“I’m always ready for a war again/ Go down that road again / It’s all the same /I’m always ready to take a life again / You know I’ll ride again / It’s all the same (ooh, ooh, ooh)”. These lines from The Weekend’s beautiful song Pray for Me were playing in my mind as I heard the news. But that wasn’t like me. I am not a warmonger. So why think about a war song now? Then it hit me. Through this OST my mind was reminding me of Black Panther movie. It is the story of an African country which to the outside world appears as badly broken but in fact is a hidden superpower endowed with vast deposits of vibranium, a fictional if highly sought-after mineral. Pakistan’s Wakanda moment had arrived.
I know it is merely a stretch of the imagination. Pakistan is neither a hidden superpower nor does it have any secret deposits of exotic metal. But the dramatic effect produced by the Indian inability to surprise Pakistan and the surprising retaliation in return is all the same. And it was not merely the military response that outclassed India. Pakistani premier’s announcement that the captured pilot would be returned immediately made us all proud. Likewise, an overwhelming majority of Pakistani media outlets preferred to deal strictly in facts exhibiting to the world how they had come of age. I have always believed that the only strategic depth Pakistan needs to explore is the hidden depths of its citizens. They are its vibranium.
We know that the confrontation is far from over, but here is what Pakistan has already gained. International image and self-image. An international image of a pacifist but a battle-hardened nation with great endurance, resourcefulness and ability. And a self-image which is basically a vindication of all past missed opportunities. Hey, we could have done it if we wanted to. After the demoralising effects of two decades following the Kargil debacle, the pain and suffering of fighting a long war against terrorism on our own soil, this self-image is just the right sort of pick-me-up that the doctor ordered and may keep us going for a decade or two. Meanwhile, the meanness of spirit in Modi’s India stand exposed. If this is what the bullies next door wanted to achieve, all Pakistanis need to thank them.
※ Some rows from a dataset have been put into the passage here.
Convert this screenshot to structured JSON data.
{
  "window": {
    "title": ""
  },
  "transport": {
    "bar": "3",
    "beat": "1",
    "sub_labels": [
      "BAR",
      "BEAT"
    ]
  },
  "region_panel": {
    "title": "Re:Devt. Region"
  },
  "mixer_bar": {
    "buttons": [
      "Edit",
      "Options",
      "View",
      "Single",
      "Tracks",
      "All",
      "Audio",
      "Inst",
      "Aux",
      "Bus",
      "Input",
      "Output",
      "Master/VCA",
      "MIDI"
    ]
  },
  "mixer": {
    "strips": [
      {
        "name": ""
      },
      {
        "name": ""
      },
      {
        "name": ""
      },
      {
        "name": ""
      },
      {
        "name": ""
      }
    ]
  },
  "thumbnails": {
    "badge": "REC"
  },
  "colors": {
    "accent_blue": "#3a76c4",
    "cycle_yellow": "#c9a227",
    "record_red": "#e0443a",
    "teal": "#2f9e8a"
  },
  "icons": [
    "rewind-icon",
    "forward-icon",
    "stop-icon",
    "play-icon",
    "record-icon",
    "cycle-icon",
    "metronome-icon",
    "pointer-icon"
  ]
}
If not, it would explain why fanatics might win battles from time to time but invariably lose the war. Imagination and fanaticism do not work in tandem. Wakanda forever then. Or better still: Pakistan forever!